» Task goal: In the data, find the word "Windows" and copy out every line that has it.

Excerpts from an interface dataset
^^^^^^^^

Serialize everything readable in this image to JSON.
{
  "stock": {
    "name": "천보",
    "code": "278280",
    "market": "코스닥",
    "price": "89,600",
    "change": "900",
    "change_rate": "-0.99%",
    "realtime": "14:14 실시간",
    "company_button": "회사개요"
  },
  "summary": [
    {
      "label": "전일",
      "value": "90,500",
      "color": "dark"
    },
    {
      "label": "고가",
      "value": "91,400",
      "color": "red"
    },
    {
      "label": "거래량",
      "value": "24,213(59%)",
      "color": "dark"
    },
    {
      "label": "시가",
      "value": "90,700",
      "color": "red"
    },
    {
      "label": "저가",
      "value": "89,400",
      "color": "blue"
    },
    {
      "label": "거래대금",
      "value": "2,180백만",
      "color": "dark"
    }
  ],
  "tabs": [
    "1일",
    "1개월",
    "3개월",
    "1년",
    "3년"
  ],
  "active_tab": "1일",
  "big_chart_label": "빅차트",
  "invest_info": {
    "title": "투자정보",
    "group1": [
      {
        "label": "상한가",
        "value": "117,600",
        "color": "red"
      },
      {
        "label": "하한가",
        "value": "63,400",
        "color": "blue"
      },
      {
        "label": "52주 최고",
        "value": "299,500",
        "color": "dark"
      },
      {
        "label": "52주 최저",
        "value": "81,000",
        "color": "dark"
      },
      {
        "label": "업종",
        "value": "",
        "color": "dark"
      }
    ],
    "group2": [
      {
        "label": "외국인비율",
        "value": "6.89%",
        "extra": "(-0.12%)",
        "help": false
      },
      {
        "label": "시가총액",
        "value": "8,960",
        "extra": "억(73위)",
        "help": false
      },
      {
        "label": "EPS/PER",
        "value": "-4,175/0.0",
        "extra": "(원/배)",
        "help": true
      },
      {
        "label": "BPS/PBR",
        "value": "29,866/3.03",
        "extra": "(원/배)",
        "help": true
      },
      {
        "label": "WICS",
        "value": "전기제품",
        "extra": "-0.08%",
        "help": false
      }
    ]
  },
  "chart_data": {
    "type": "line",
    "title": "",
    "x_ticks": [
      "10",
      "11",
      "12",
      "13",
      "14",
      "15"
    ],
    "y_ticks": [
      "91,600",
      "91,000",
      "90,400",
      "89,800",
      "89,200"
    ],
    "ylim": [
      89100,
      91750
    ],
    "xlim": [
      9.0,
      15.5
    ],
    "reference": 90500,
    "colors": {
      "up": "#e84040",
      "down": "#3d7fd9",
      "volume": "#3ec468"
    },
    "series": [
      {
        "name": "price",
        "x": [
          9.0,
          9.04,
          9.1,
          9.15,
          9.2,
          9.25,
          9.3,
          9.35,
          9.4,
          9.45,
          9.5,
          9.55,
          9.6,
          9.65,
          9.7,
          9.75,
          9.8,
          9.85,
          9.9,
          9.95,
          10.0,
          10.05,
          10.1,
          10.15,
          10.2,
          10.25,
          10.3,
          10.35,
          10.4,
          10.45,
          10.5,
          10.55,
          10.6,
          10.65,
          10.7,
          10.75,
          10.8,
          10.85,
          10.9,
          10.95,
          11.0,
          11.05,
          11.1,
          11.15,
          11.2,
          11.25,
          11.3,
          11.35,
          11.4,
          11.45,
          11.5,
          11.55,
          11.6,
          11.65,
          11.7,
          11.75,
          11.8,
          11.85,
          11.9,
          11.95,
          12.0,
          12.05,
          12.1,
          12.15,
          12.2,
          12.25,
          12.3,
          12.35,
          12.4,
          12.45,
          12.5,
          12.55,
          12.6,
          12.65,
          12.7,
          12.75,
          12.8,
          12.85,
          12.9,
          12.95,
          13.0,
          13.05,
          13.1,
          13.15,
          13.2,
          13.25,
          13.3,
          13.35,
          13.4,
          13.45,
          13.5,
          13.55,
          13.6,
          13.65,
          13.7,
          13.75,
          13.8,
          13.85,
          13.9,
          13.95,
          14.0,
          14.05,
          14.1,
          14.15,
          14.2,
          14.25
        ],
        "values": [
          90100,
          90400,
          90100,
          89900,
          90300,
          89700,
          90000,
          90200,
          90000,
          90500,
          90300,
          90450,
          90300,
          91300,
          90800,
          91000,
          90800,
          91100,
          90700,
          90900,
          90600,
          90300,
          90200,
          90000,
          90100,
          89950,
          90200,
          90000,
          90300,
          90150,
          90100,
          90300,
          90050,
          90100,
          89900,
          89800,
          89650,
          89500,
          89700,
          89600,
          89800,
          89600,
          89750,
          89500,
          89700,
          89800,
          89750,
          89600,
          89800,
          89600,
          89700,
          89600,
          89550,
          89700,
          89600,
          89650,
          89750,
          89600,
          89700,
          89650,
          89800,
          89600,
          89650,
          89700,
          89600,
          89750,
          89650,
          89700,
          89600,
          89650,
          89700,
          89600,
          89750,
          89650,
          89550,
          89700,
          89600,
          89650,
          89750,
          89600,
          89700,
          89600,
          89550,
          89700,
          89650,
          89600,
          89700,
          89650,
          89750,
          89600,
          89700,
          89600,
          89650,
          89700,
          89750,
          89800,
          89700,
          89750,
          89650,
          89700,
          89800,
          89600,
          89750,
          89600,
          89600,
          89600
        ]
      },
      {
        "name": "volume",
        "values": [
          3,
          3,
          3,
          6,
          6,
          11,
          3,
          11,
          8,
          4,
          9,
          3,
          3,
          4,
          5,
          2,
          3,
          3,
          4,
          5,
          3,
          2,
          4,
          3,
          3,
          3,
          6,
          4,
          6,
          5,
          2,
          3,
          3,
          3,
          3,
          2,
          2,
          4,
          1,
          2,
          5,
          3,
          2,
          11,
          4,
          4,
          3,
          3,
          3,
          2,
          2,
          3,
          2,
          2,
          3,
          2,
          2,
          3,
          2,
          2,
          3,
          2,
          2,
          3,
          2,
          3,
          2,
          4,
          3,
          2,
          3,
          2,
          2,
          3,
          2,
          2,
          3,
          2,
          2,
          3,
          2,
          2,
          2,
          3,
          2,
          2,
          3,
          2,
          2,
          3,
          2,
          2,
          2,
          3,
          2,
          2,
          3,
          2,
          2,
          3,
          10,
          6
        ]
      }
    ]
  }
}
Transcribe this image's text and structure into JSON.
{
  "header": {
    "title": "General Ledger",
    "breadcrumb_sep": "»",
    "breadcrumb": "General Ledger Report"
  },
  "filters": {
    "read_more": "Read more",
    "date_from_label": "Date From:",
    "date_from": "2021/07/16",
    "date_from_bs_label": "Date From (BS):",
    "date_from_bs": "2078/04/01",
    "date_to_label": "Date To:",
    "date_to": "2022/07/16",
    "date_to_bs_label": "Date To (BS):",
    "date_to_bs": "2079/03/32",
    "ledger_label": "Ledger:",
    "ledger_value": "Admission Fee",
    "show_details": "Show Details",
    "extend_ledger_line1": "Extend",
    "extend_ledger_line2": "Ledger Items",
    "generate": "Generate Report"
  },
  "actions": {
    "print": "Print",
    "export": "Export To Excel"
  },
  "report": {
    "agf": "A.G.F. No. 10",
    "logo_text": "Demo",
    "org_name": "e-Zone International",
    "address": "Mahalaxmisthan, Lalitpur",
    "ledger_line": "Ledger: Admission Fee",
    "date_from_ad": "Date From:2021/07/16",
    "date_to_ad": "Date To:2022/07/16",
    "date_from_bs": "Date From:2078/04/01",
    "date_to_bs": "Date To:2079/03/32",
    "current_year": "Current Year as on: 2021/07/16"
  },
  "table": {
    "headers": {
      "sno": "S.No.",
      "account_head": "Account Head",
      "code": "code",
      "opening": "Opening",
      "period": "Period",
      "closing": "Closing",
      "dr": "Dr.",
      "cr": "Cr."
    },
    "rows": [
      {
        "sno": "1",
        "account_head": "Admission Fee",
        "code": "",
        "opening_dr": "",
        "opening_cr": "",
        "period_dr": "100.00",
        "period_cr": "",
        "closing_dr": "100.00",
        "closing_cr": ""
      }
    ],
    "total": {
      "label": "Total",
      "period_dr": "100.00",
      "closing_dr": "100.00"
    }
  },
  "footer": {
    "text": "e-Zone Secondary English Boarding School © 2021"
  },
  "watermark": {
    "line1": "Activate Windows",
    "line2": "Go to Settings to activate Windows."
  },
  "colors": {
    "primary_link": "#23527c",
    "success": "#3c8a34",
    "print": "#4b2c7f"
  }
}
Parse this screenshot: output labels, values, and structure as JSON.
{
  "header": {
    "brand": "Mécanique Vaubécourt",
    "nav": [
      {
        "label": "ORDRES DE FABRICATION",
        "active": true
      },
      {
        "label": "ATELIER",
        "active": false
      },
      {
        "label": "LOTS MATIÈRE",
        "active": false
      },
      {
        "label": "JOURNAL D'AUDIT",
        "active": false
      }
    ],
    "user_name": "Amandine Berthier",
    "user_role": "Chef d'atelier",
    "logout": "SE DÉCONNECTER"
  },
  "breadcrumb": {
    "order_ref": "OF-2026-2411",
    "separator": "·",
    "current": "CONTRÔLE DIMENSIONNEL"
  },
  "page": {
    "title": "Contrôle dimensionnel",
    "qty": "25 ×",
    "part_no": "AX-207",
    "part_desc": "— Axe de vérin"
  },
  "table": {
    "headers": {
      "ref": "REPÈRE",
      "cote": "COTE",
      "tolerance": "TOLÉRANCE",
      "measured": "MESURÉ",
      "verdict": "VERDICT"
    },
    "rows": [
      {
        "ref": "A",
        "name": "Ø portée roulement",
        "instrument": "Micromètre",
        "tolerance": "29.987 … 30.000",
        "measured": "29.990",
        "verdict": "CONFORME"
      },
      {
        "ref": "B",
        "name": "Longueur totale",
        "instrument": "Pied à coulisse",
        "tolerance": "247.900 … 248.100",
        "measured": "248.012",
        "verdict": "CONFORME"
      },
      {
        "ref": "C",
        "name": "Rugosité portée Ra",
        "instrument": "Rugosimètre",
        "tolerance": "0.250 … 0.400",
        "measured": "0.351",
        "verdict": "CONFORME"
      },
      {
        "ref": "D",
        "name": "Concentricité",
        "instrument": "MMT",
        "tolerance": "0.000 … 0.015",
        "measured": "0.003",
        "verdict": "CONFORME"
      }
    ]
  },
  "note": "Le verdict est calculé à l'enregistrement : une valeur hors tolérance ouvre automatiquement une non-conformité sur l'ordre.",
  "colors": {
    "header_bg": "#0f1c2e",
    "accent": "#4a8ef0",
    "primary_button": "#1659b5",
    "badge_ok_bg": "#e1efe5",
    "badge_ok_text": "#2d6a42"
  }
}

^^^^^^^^

» Answer space:
    "line1": "Activate Windows",
    "line2": "Go to Settings to activate Windows."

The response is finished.